Brief: Across the listing below, how many lines include the word "header"? The answer is that number, with nothing added.

■ ■ ■ ■ ■

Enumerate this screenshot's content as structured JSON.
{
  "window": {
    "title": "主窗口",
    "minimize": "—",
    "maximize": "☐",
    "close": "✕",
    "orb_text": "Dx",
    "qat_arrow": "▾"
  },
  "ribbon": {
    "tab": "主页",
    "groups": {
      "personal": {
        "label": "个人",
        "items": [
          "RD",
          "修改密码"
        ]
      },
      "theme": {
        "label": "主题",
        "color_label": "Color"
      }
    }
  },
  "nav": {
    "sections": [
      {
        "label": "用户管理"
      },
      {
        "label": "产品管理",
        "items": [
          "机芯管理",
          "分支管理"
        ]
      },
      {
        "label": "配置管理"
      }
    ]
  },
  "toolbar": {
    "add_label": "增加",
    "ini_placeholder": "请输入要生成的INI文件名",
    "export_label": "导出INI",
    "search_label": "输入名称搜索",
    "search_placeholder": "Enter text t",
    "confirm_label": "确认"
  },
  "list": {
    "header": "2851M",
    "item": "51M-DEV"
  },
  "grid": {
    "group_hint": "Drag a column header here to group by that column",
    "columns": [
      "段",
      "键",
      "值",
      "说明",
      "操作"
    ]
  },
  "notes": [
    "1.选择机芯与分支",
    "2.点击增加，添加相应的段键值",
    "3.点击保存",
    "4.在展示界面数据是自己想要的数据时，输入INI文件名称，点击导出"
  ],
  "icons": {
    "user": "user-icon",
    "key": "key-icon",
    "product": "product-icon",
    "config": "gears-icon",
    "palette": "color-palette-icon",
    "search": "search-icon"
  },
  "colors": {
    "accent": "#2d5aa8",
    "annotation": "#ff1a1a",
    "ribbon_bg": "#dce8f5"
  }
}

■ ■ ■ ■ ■

Solution: 2